Brama Grodzka photo by Marta Kubiszyn

Presence is experienced in a participative way, outside the mind. The [thinking] mind is, by nature, intent on judging, controlling, and analyzing instead of seeing, tasting, and loving. This is exactly why it cannot be present or live in the naked now. The [thinking] mind wants a job and loves to process things. The key to stopping this game is, quite simply, peace, silence, or stillness.. this was always seen as God’s primary language, “with everything else being a very poor translation,” as Fr. Thomas Keating wisely observes. I would even say that, on the practical level, silence and God will be experienced simultaneously — and even as the same thing. And afterward, you will want to remain even more silent. The overly verbal religion of the last five hundred years does not seem to understand this at all and tends to be afraid of any silence whatsoever. It cannot follow Jesus and go into the desert for forty days, where there is nothing to say, to prove, to think, or to defend.

Although we all use the phrase “peace of mind,” there is really no such thing. When you are in your [thinking] mind, you are never truly at peace, and when you are truly at peace, you are never in your mind. Don’t believe or disbelieve that statement either, just honestly observe yourself. Then you will know — but it will be an altogether new kind of knowing. 

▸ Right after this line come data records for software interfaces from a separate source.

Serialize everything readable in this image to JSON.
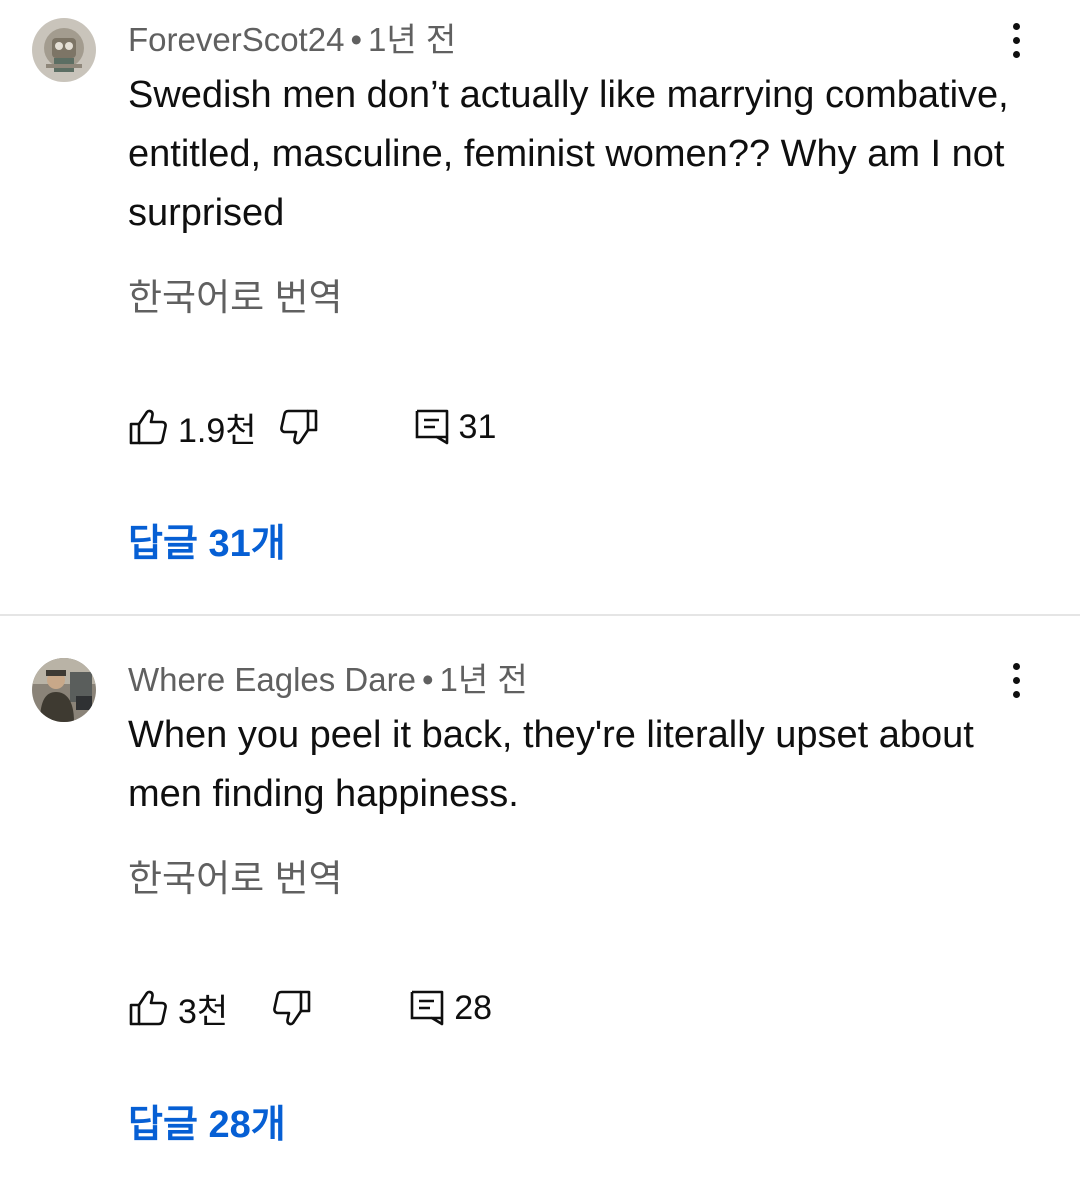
{
  "comments": [
    {
      "author": "ForeverScot24",
      "separator": "•",
      "time": "1년 전",
      "text": "Swedish men don’t actually like marrying combative, entitled, masculine, feminist women?? Why am I not surprised",
      "translate_label": "한국어로 번역",
      "likes": "1.9천",
      "reply_count": "31",
      "replies_label": "답글 31개",
      "avatar_icon": "avatar-image"
    },
    {
      "author": "Where Eagles Dare",
      "separator": "•",
      "time": "1년 전",
      "text": "When you peel it back, they're literally upset about men finding happiness.",
      "translate_label": "한국어로 번역",
      "likes": "3천",
      "reply_count": "28",
      "replies_label": "답글 28개",
      "avatar_icon": "avatar-image"
    }
  ],
  "colors": {
    "link": "#065fd4",
    "secondary_text": "#606060",
    "primary_text": "#0f0f0f",
    "divider": "#e5e5e5"
  }
}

Richard Rohr
from The Naked Now; Learning to See as the Mystics See
Chapter: But We Have to Make Judgements, Don’t We?